Huawei is tearing it up. Gartner's third-quarter global smartphone sales report came out Wednesday and showed the Chinese smartphone maker nearly doubled unit sales year-over-year. Huawei, which Google recently tapped to produce the latest Nexus phone, made the biggest jump in mobile phone sales out of any manufacturer in the quarter.
Huawei posted over 27,000 unit sales in the third quarter, compared to just under 16,000 in the same quarter in 2014 for an increase of about 70 percent. Huawei's marketshare jumped up from 5.2 percent to 7.7 percent, beating Lenovo and Xiaomi to take the third place spot.
Huawei recently received major coverage when Google announced it would be asking the company to build its flagship Nexus 6P device. The deal was a huge boost for Huawei, which found its name thrust into the spotlight in a market in which it has struggled to make inroads. The metal chassis, high-quality screen and speedy processors showed that Huawei knows how to do premium.
Elsewhere, Samsung maintained its market share lead with 23.7 percent of the market, while Apple increased nearly one percent year-over-year, reaching 13.1 percent of the market.
On the operating system side, it was bad news for Windows. Microsoft's offering took 1.7 percent of the market this time around compared to 3 percent last year. The recently announced Lumia 950 and 950 XL may go some way towards reversing this trend, and elsewhere Microsoft is pouring more resources into making Windows on the phone an attractive prospect.
BlackBerry continued its long decline, losing nearly two thirds of its market share to grab a mere 0.3 percent. Things aren't likely to change, as the company sets its sights on the Android-running Priv phone propelling the company forward.
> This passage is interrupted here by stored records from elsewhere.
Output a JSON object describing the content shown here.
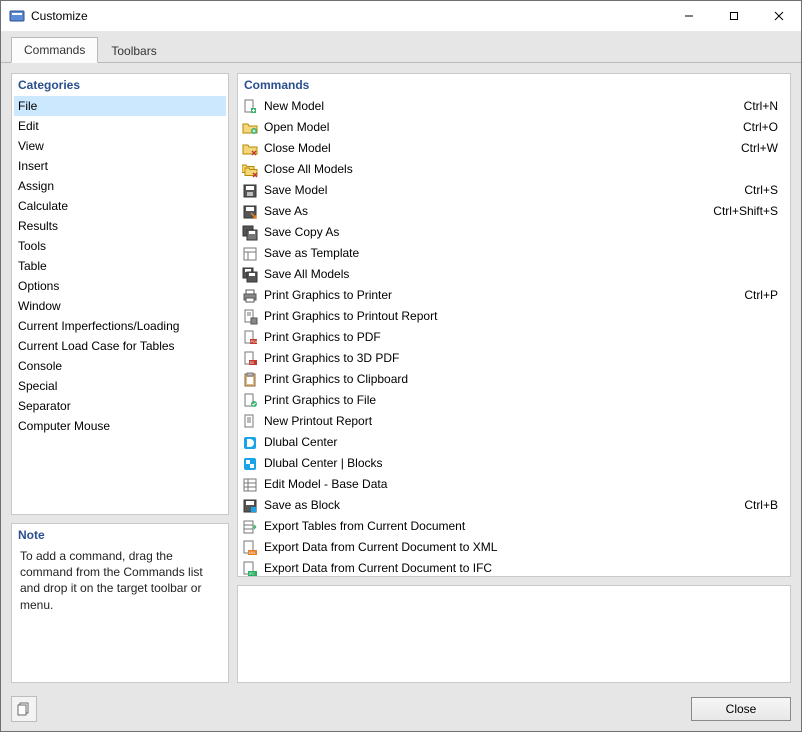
{
  "window": {
    "title": "Customize"
  },
  "tabs": [
    {
      "label": "Commands",
      "active": true
    },
    {
      "label": "Toolbars",
      "active": false
    }
  ],
  "categories": {
    "header": "Categories",
    "items": [
      "File",
      "Edit",
      "View",
      "Insert",
      "Assign",
      "Calculate",
      "Results",
      "Tools",
      "Table",
      "Options",
      "Window",
      "Current Imperfections/Loading",
      "Current Load Case for Tables",
      "Console",
      "Special",
      "Separator",
      "Computer Mouse"
    ],
    "selected_index": 0
  },
  "commands": {
    "header": "Commands",
    "items": [
      {
        "icon": "doc-new-icon",
        "label": "New Model",
        "shortcut": "Ctrl+N"
      },
      {
        "icon": "folder-open-icon",
        "label": "Open Model",
        "shortcut": "Ctrl+O"
      },
      {
        "icon": "folder-close-icon",
        "label": "Close Model",
        "shortcut": "Ctrl+W"
      },
      {
        "icon": "folder-close-all-icon",
        "label": "Close All Models",
        "shortcut": ""
      },
      {
        "icon": "save-icon",
        "label": "Save Model",
        "shortcut": "Ctrl+S"
      },
      {
        "icon": "save-as-icon",
        "label": "Save As",
        "shortcut": "Ctrl+Shift+S"
      },
      {
        "icon": "save-copy-icon",
        "label": "Save Copy As",
        "shortcut": ""
      },
      {
        "icon": "save-template-icon",
        "label": "Save as Template",
        "shortcut": ""
      },
      {
        "icon": "save-all-icon",
        "label": "Save All Models",
        "shortcut": ""
      },
      {
        "icon": "printer-icon",
        "label": "Print Graphics to Printer",
        "shortcut": "Ctrl+P"
      },
      {
        "icon": "print-report-icon",
        "label": "Print Graphics to Printout Report",
        "shortcut": ""
      },
      {
        "icon": "print-pdf-icon",
        "label": "Print Graphics to PDF",
        "shortcut": ""
      },
      {
        "icon": "print-3dpdf-icon",
        "label": "Print Graphics to 3D PDF",
        "shortcut": ""
      },
      {
        "icon": "clipboard-icon",
        "label": "Print Graphics to Clipboard",
        "shortcut": ""
      },
      {
        "icon": "file-image-icon",
        "label": "Print Graphics to File",
        "shortcut": ""
      },
      {
        "icon": "report-new-icon",
        "label": "New Printout Report",
        "shortcut": ""
      },
      {
        "icon": "dlubal-center-icon",
        "label": "Dlubal Center",
        "shortcut": ""
      },
      {
        "icon": "dlubal-blocks-icon",
        "label": "Dlubal Center | Blocks",
        "shortcut": ""
      },
      {
        "icon": "edit-model-icon",
        "label": "Edit Model - Base Data",
        "shortcut": ""
      },
      {
        "icon": "save-block-icon",
        "label": "Save as Block",
        "shortcut": "Ctrl+B"
      },
      {
        "icon": "export-tables-icon",
        "label": "Export Tables from Current Document",
        "shortcut": ""
      },
      {
        "icon": "export-xml-icon",
        "label": "Export Data from Current Document to XML",
        "shortcut": ""
      },
      {
        "icon": "export-ifc-icon",
        "label": "Export Data from Current Document to IFC",
        "shortcut": ""
      }
    ]
  },
  "note": {
    "header": "Note",
    "text": "To add a command, drag the command from the Commands list and drop it on the target toolbar or menu."
  },
  "footer": {
    "close_label": "Close"
  },
  "icons": {
    "app": "app-icon"
  }
}
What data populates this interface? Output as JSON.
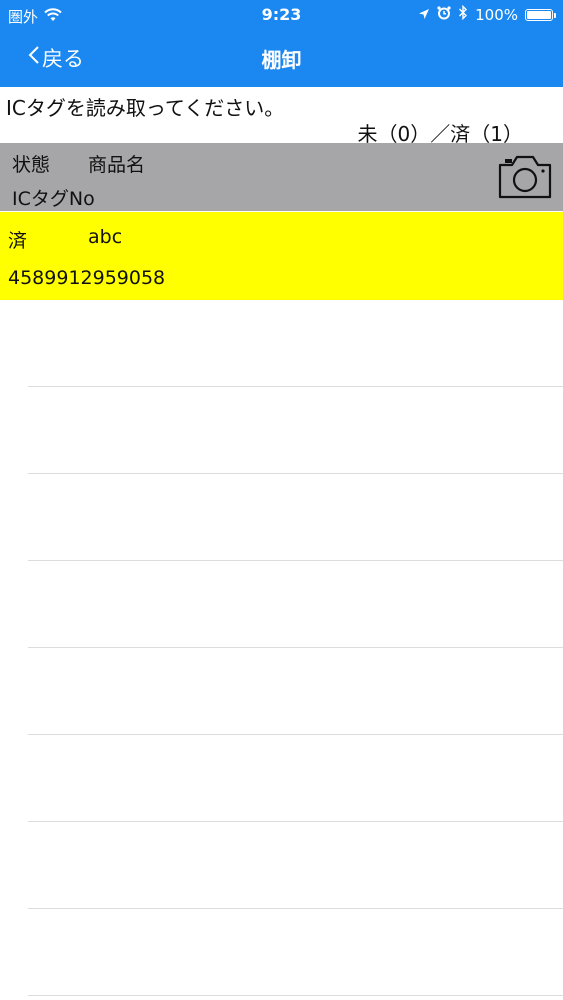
{
  "status_bar": {
    "carrier": "圏外",
    "time": "9:23",
    "battery": "100%",
    "icons": [
      "wifi-icon",
      "location-arrow-icon",
      "alarm-icon",
      "bluetooth-icon",
      "battery-icon"
    ]
  },
  "nav": {
    "back_label": "戻る",
    "title": "棚卸"
  },
  "instruction": "ICタグを読み取ってください。",
  "counts": "未（0）／済（1）",
  "header": {
    "status_label": "状態",
    "name_label": "商品名",
    "tag_label": "ICタグNo",
    "camera_icon": "camera-icon"
  },
  "items": [
    {
      "status": "済",
      "name": "abc",
      "tag_no": "4589912959058",
      "highlight_color": "#ffff00"
    }
  ],
  "colors": {
    "nav_background": "#1a88f0",
    "header_background": "#a6a6a8",
    "separator": "#dcdcdc"
  }
}
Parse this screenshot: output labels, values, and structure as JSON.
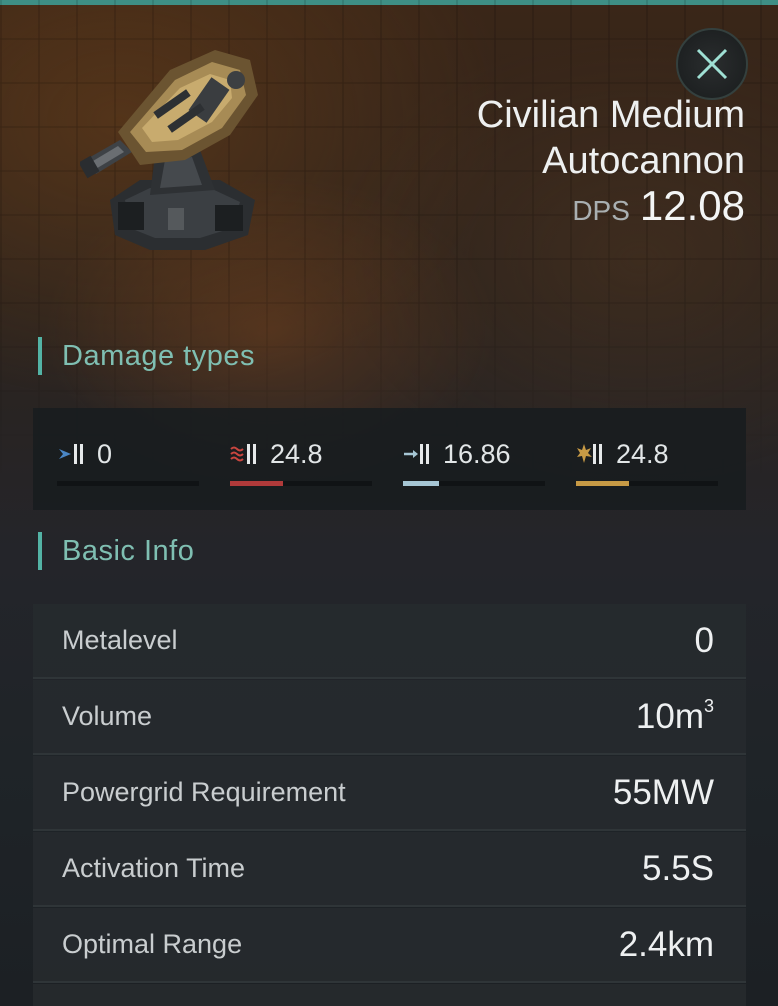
{
  "item": {
    "name_line1": "Civilian Medium",
    "name_line2": "Autocannon",
    "dps_label": "DPS",
    "dps_value": "12.08"
  },
  "icons": {
    "close": "close-icon",
    "item": "autocannon-turret-image",
    "em": "em-damage-icon",
    "thermal": "thermal-damage-icon",
    "kinetic": "kinetic-damage-icon",
    "explosive": "explosive-damage-icon"
  },
  "sections": {
    "damage_types": "Damage types",
    "basic_info": "Basic Info"
  },
  "damage": [
    {
      "type": "em",
      "value": "0",
      "fill_fraction": 0.0,
      "color": "#4a86c5"
    },
    {
      "type": "thermal",
      "value": "24.8",
      "fill_fraction": 0.37,
      "color": "#b03a3a"
    },
    {
      "type": "kinetic",
      "value": "16.86",
      "fill_fraction": 0.25,
      "color": "#a6c6d4"
    },
    {
      "type": "explosive",
      "value": "24.8",
      "fill_fraction": 0.37,
      "color": "#c79a45"
    }
  ],
  "basic_info": [
    {
      "label": "Metalevel",
      "value": "0"
    },
    {
      "label": "Volume",
      "value": "10m",
      "sup": "3"
    },
    {
      "label": "Powergrid Requirement",
      "value": "55MW"
    },
    {
      "label": "Activation Time",
      "value": "5.5S"
    },
    {
      "label": "Optimal Range",
      "value": "2.4km"
    }
  ],
  "colors": {
    "accent": "#53b3a5",
    "section_title": "#7fbfb2"
  }
}
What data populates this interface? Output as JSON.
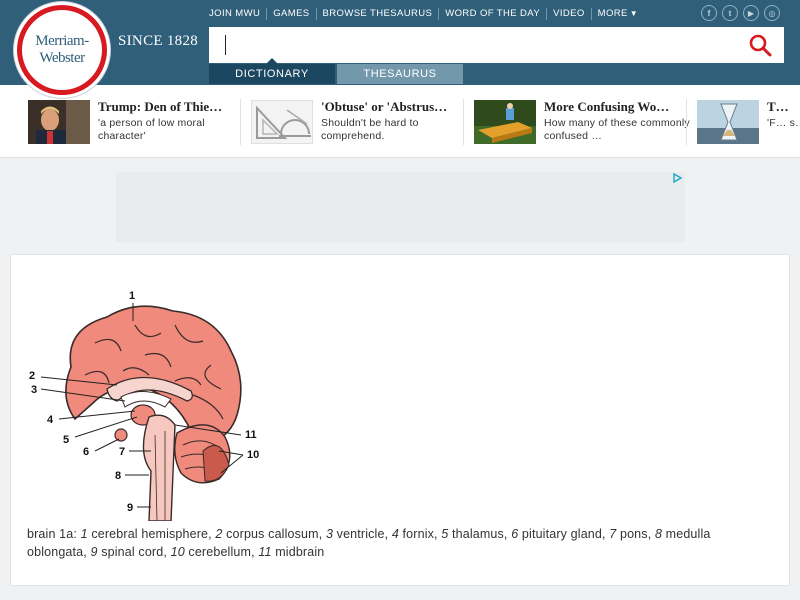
{
  "brand": {
    "logo_line1": "Merriam-",
    "logo_line2": "Webster",
    "since": "SINCE 1828",
    "accent": "#305f7a",
    "logo_red": "#d71920"
  },
  "topnav": {
    "items": [
      "JOIN MWU",
      "GAMES",
      "BROWSE THESAURUS",
      "WORD OF THE DAY",
      "VIDEO",
      "MORE"
    ],
    "social_icons": [
      "facebook-icon",
      "twitter-icon",
      "youtube-icon",
      "instagram-icon"
    ],
    "social_glyphs": [
      "f",
      "t",
      "▶",
      "◎"
    ]
  },
  "search": {
    "value": "",
    "placeholder": "",
    "icon": "search-icon"
  },
  "tabs": {
    "dictionary": "DICTIONARY",
    "thesaurus": "THESAURUS",
    "active": "dictionary"
  },
  "trending": [
    {
      "title": "Trump: Den of Thie…",
      "desc": "'a person of low moral character'"
    },
    {
      "title": "'Obtuse' or 'Abstrus…",
      "desc": "Shouldn't be hard to comprehend."
    },
    {
      "title": "More Confusing Wo…",
      "desc": "How many of these commonly confused …"
    },
    {
      "title": "T…",
      "desc": "'F… s…"
    }
  ],
  "illustration": {
    "labels": [
      "1",
      "2",
      "3",
      "4",
      "5",
      "6",
      "7",
      "8",
      "9",
      "10",
      "11"
    ]
  },
  "caption": {
    "lead": "brain 1a: ",
    "parts": [
      {
        "n": "1",
        "t": " cerebral hemisphere, "
      },
      {
        "n": "2",
        "t": " corpus callosum, "
      },
      {
        "n": "3",
        "t": " ventricle, "
      },
      {
        "n": "4",
        "t": " fornix, "
      },
      {
        "n": "5",
        "t": " thalamus, "
      },
      {
        "n": "6",
        "t": " pituitary gland, "
      },
      {
        "n": "7",
        "t": " pons, "
      },
      {
        "n": "8",
        "t": " medulla oblongata, "
      },
      {
        "n": "9",
        "t": " spinal cord, "
      },
      {
        "n": "10",
        "t": " cerebellum, "
      },
      {
        "n": "11",
        "t": " midbrain"
      }
    ]
  }
}
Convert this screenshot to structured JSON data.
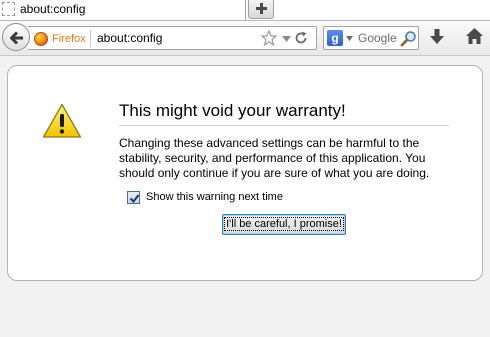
{
  "tab": {
    "title": "about:config",
    "new_tab_glyph": "+"
  },
  "navbar": {
    "identity_label": "Firefox",
    "url": "about:config",
    "search_engine_letter": "g",
    "search_placeholder": "Google",
    "icons": [
      "back-icon",
      "firefox-logo-icon",
      "bookmark-star-icon",
      "dropmarker-icon",
      "reload-icon",
      "search-engine-icon",
      "magnifier-icon",
      "download-icon",
      "home-icon"
    ]
  },
  "warning": {
    "title": "This might void your warranty!",
    "message": "Changing these advanced settings can be harmful to the stability, security, and performance of this application. You should only continue if you are sure of what you are doing.",
    "checkbox_label": "Show this warning next time",
    "checkbox_checked": true,
    "button_label": "I'll be careful, I promise!"
  },
  "colors": {
    "warning_icon": "#f5d100",
    "identity_label": "#e07a1a",
    "button_focus_border": "#3c7fb1"
  }
}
The new device takes the Android system and adds security features, while the hardware sets itself apart from the crowd by including a physical keyboard.
Overall, the worldwide smartphone industry grew 15.5 percent compared to a year ago, driven largely by sales of low-cost devices in emerging markets. "The availability of affordable smartphones saw consumers upgrade their 'feature phones' to smartphones more quickly because of the small price gap," said Ansul Gupta, research director at Gartner.